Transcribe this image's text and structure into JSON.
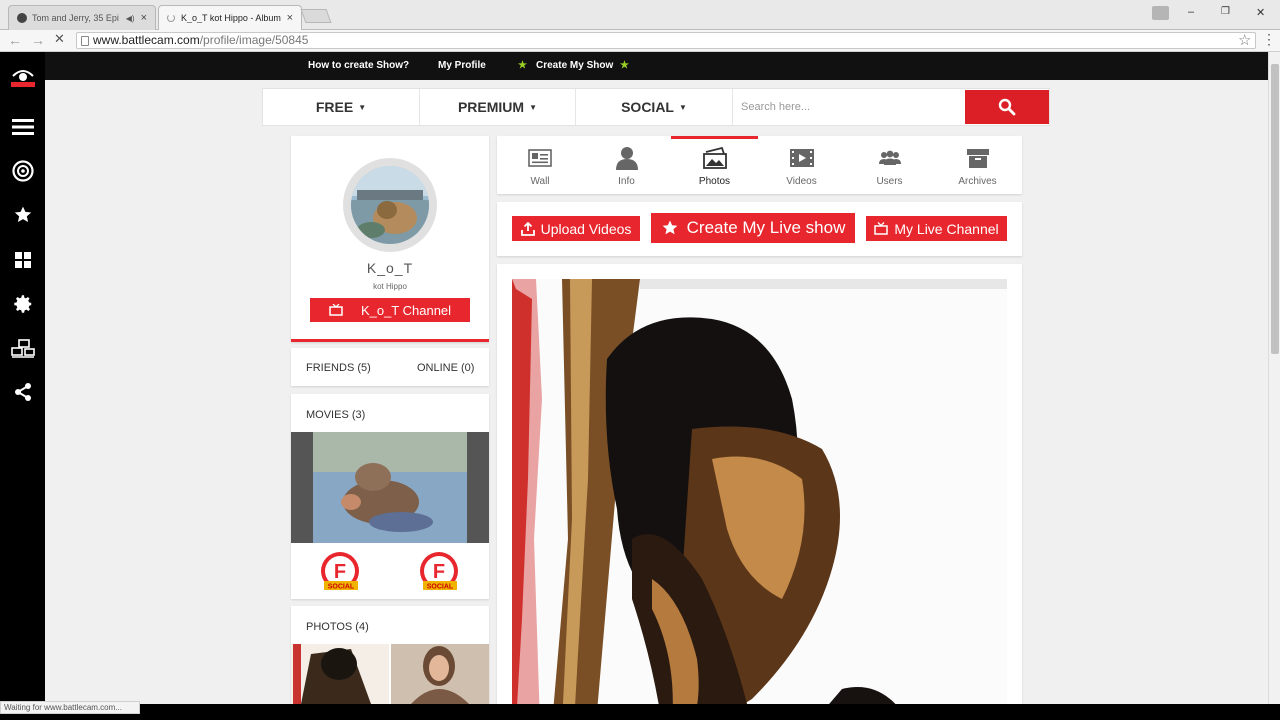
{
  "browser": {
    "tabs": [
      {
        "title": "Tom and Jerry, 35 Epi",
        "audio_icon": "◀)",
        "close": "×"
      },
      {
        "title": "K_o_T kot Hippo - Album",
        "close": "×"
      }
    ],
    "url_host": "www.battlecam.com",
    "url_path": "/profile/image/50845",
    "status_text": "Waiting for www.battlecam.com..."
  },
  "site": {
    "top_links": {
      "how_to": "How to create Show?",
      "my_profile": "My Profile",
      "create_show": "Create My Show"
    },
    "nav": {
      "free": "FREE",
      "premium": "PREMIUM",
      "social": "SOCIAL",
      "search_placeholder": "Search here..."
    },
    "sidebar_icons": [
      "menu-icon",
      "target-icon",
      "star-icon",
      "grid-icon",
      "settings-icon",
      "network-icon",
      "share-icon"
    ],
    "accent_color": "#e8262d"
  },
  "profile": {
    "name": "K_o_T",
    "subtitle": "kot Hippo",
    "channel_button": "K_o_T Channel",
    "friends": "FRIENDS (5)",
    "online": "ONLINE (0)",
    "movies_title": "MOVIES (3)",
    "photos_title": "PHOTOS (4)",
    "badge_text": "SOCIAL"
  },
  "tabs": [
    {
      "label": "Wall",
      "icon": "wall-icon"
    },
    {
      "label": "Info",
      "icon": "info-user-icon"
    },
    {
      "label": "Photos",
      "icon": "photos-icon",
      "active": true
    },
    {
      "label": "Videos",
      "icon": "videos-icon"
    },
    {
      "label": "Users",
      "icon": "users-icon"
    },
    {
      "label": "Archives",
      "icon": "archives-icon"
    }
  ],
  "actions": {
    "upload": "Upload Videos",
    "create_live": "Create My Live show",
    "my_channel": "My Live Channel"
  }
}
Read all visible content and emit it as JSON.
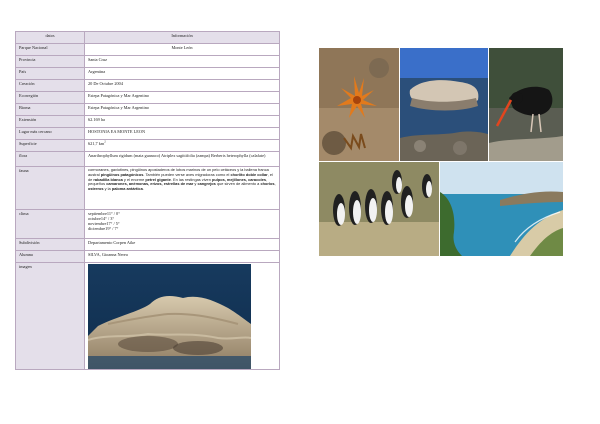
{
  "table": {
    "header": {
      "left": "datos",
      "right": "Información"
    },
    "rows": [
      {
        "key": "Parque Nacional",
        "value": "Monte León",
        "center": true
      },
      {
        "key": "Provincia",
        "value": "Santa Cruz"
      },
      {
        "key": "País",
        "value": "Argentina"
      },
      {
        "key": "Creación",
        "value": "20 De Octubre 2004"
      },
      {
        "key": "Ecorregión",
        "value": "Estepa Patagónica y Mar Argentino"
      },
      {
        "key": "Bioma",
        "value": "Estepa Patagónica y Mar Argentino"
      },
      {
        "key": "Extensión",
        "value": "62.169 ha"
      },
      {
        "key": "Lugar más cercano",
        "value": "HOSTONIA EA MONTE LEON"
      }
    ],
    "superficie": {
      "key": "Superficie",
      "value": "621,7 km",
      "sup": "2"
    },
    "flora": {
      "key": "flora",
      "value": "Anarthrophyllum rigidum (mata guanaco) Atriplex sagittifolia (zampa) Berberis heterophylla (calafate)"
    },
    "fauna": {
      "key": "fauna",
      "p1": "cormoranes, gaviotines, pingüinos apostaderos de lobos marinos de un pelo cetáceos y la  ballena franca austral",
      "p1b": "pingüinos patagónicos",
      "p2": ". También pueden verse aves migradoras como el",
      "b1": "chorlito doble collar",
      "p3": ", el de",
      "b2": "rabadilla blanca",
      "p4": " y el enorme",
      "b3": "petrel gigante",
      "p5": ". En las restingas viven",
      "b4": "pulpos, mejillones, caracoles",
      "p6": ", pequeños",
      "b5": "camarones, anémonas, erizos, estrellas de mar",
      "p7": " y",
      "b6": "cangrejos",
      "p8": " que sirven de alimento a",
      "b7": "chorlos",
      "p9": ",",
      "b8": "ostreros",
      "p10": " y la",
      "b9": "paloma antártica",
      "p11": "."
    },
    "clima": {
      "key": "clima",
      "lines": [
        "septiembre11° / 0°",
        "octubre14° / 3°",
        "noviembre17° / 5°",
        "diciembre19° / 7°"
      ]
    },
    "tail_rows": [
      {
        "key": "Subdivisión",
        "value": "Departamento Corpen Aike"
      },
      {
        "key": "Alumna",
        "value": "SILVA, Gioanna Nerea"
      }
    ],
    "imagen": {
      "key": "imagen"
    }
  },
  "colors": {
    "label_bg": "#e4dfea",
    "border": "#b9a8bf"
  },
  "photos": [
    "flower-photo",
    "rock-sea-photo",
    "oystercatcher-photo",
    "penguins-photo",
    "coast-photo",
    "sea-lion-rock-photo"
  ]
}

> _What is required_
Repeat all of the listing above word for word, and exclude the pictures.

> _Response for this exercise_
Transcribe this image's text and structure into JSON.
{
  "browser": {
    "tabs": [
      {
        "title": "Tom and Jerry, 35 Epi",
        "audio_icon": "◀)",
        "close": "×"
      },
      {
        "title": "K_o_T kot Hippo - Album",
        "close": "×"
      }
    ],
    "url_host": "www.battlecam.com",
    "url_path": "/profile/image/50845",
    "status_text": "Waiting for www.battlecam.com..."
  },
  "site": {
    "top_links": {
      "how_to": "How to create Show?",
      "my_profile": "My Profile",
      "create_show": "Create My Show"
    },
    "nav": {
      "free": "FREE",
      "premium": "PREMIUM",
      "social": "SOCIAL",
      "search_placeholder": "Search here..."
    },
    "sidebar_icons": [
      "menu-icon",
      "target-icon",
      "star-icon",
      "grid-icon",
      "settings-icon",
      "network-icon",
      "share-icon"
    ],
    "accent_color": "#e8262d"
  },
  "profile": {
    "name": "K_o_T",
    "subtitle": "kot Hippo",
    "channel_button": "K_o_T Channel",
    "friends": "FRIENDS (5)",
    "online": "ONLINE (0)",
    "movies_title": "MOVIES (3)",
    "photos_title": "PHOTOS (4)",
    "badge_text": "SOCIAL"
  },
  "tabs": [
    {
      "label": "Wall",
      "icon": "wall-icon"
    },
    {
      "label": "Info",
      "icon": "info-user-icon"
    },
    {
      "label": "Photos",
      "icon": "photos-icon",
      "active": true
    },
    {
      "label": "Videos",
      "icon": "videos-icon"
    },
    {
      "label": "Users",
      "icon": "users-icon"
    },
    {
      "label": "Archives",
      "icon": "archives-icon"
    }
  ],
  "actions": {
    "upload": "Upload Videos",
    "create_live": "Create My Live show",
    "my_channel": "My Live Channel"
  }
}
Read all visible content and emit it as JSON.
{
  "table": {
    "header": {
      "left": "datos",
      "right": "Información"
    },
    "rows": [
      {
        "key": "Parque Nacional",
        "value": "Monte León",
        "center": true
      },
      {
        "key": "Provincia",
        "value": "Santa Cruz"
      },
      {
        "key": "País",
        "value": "Argentina"
      },
      {
        "key": "Creación",
        "value": "20 De Octubre 2004"
      },
      {
        "key": "Ecorregión",
        "value": "Estepa Patagónica y Mar Argentino"
      },
      {
        "key": "Bioma",
        "value": "Estepa Patagónica y Mar Argentino"
      },
      {
        "key": "Extensión",
        "value": "62.169 ha"
      },
      {
        "key": "Lugar más cercano",
        "value": "HOSTONIA EA MONTE LEON"
      }
    ],
    "superficie": {
      "key": "Superficie",
      "value": "621,7 km",
      "sup": "2"
    },
    "flora": {
      "key": "flora",
      "value": "Anarthrophyllum rigidum (mata guanaco) Atriplex sagittifolia (zampa) Berberis heterophylla (calafate)"
    },
    "fauna": {
      "key": "fauna",
      "p1": "cormoranes, gaviotines, pingüinos apostaderos de lobos marinos de un pelo cetáceos y la  ballena franca austral",
      "p1b": "pingüinos patagónicos",
      "p2": ". También pueden verse aves migradoras como el",
      "b1": "chorlito doble collar",
      "p3": ", el de",
      "b2": "rabadilla blanca",
      "p4": " y el enorme",
      "b3": "petrel gigante",
      "p5": ". En las restingas viven",
      "b4": "pulpos, mejillones, caracoles",
      "p6": ", pequeños",
      "b5": "camarones, anémonas, erizos, estrellas de mar",
      "p7": " y",
      "b6": "cangrejos",
      "p8": " que sirven de alimento a",
      "b7": "chorlos",
      "p9": ",",
      "b8": "ostreros",
      "p10": " y la",
      "b9": "paloma antártica",
      "p11": "."
    },
    "clima": {
      "key": "clima",
      "lines": [
        "septiembre11° / 0°",
        "octubre14° / 3°",
        "noviembre17° / 5°",
        "diciembre19° / 7°"
      ]
    },
    "tail_rows": [
      {
        "key": "Subdivisión",
        "value": "Departamento Corpen Aike"
      },
      {
        "key": "Alumna",
        "value": "SILVA, Gioanna Nerea"
      }
    ],
    "imagen": {
      "key": "imagen"
    }
  },
  "colors": {
    "label_bg": "#e4dfea",
    "border": "#b9a8bf"
  },
  "photos": [
    "flower-photo",
    "rock-sea-photo",
    "oystercatcher-photo",
    "penguins-photo",
    "coast-photo",
    "sea-lion-rock-photo"
  ]
}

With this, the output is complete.